### Task requirements
From the entries below, pull out each line where "JSON" appears.

### Records
"""
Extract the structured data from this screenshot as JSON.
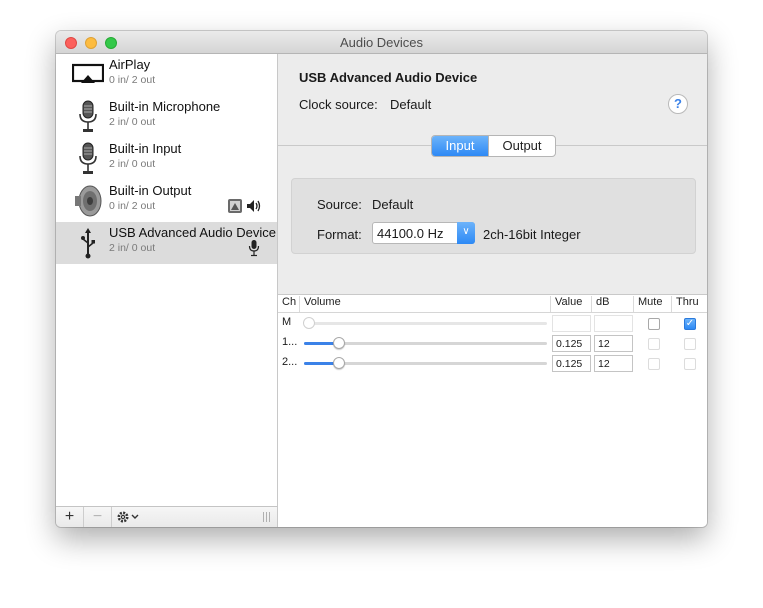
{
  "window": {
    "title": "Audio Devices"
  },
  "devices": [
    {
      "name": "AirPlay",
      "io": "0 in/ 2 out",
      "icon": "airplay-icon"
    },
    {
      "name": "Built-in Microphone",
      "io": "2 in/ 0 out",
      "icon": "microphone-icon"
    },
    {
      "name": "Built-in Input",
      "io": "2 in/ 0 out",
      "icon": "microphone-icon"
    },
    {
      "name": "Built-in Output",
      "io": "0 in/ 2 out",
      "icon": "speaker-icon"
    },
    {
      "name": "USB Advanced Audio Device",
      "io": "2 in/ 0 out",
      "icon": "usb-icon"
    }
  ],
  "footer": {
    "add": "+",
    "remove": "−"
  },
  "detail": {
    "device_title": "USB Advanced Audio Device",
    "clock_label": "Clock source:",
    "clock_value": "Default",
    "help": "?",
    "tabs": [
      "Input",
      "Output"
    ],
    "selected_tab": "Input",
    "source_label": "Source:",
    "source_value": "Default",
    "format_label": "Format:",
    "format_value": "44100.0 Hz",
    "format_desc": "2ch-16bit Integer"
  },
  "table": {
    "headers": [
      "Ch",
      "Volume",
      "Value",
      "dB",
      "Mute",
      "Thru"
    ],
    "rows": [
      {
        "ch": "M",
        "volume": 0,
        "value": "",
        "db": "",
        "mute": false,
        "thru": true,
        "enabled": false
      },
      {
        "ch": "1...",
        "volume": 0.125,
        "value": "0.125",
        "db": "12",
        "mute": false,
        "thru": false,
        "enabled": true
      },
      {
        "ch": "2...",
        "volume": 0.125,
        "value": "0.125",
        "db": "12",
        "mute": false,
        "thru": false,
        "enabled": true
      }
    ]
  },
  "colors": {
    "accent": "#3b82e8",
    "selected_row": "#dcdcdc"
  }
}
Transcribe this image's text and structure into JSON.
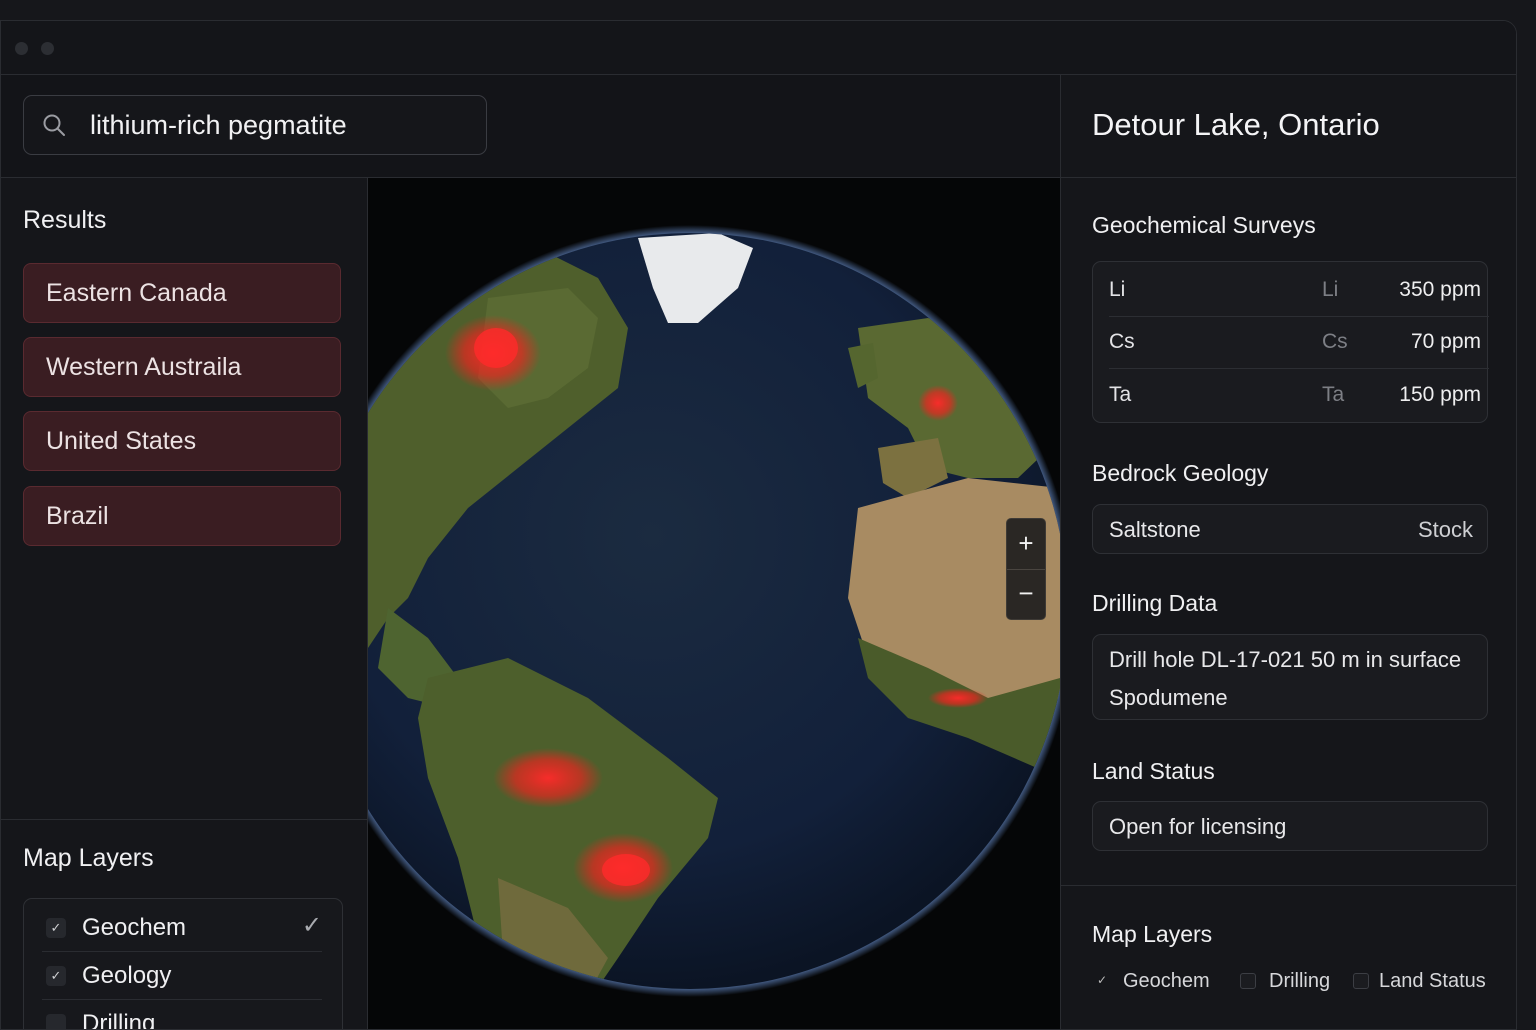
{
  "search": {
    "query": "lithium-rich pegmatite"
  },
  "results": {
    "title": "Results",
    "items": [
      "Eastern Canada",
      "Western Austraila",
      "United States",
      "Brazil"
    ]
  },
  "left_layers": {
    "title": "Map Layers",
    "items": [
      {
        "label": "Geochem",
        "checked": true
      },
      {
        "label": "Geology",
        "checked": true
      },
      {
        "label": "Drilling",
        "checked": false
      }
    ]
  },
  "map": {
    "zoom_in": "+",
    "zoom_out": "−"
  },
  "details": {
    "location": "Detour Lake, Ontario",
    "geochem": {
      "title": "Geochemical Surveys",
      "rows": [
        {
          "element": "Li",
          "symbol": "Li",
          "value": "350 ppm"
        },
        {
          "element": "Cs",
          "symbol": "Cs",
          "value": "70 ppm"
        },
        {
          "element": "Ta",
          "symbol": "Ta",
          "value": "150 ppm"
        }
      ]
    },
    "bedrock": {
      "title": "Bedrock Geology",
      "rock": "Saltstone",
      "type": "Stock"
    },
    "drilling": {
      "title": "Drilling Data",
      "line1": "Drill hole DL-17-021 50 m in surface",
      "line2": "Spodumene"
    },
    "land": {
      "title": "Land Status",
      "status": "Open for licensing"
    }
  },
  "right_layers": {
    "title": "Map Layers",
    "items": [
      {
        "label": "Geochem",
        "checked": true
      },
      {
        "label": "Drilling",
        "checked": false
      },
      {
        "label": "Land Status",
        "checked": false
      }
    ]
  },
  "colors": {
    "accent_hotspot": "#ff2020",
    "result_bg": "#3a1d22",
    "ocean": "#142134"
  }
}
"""
### Exercise result
Extract the structured data from this screenshot as JSON.
Transcribe this image's text and structure into JSON.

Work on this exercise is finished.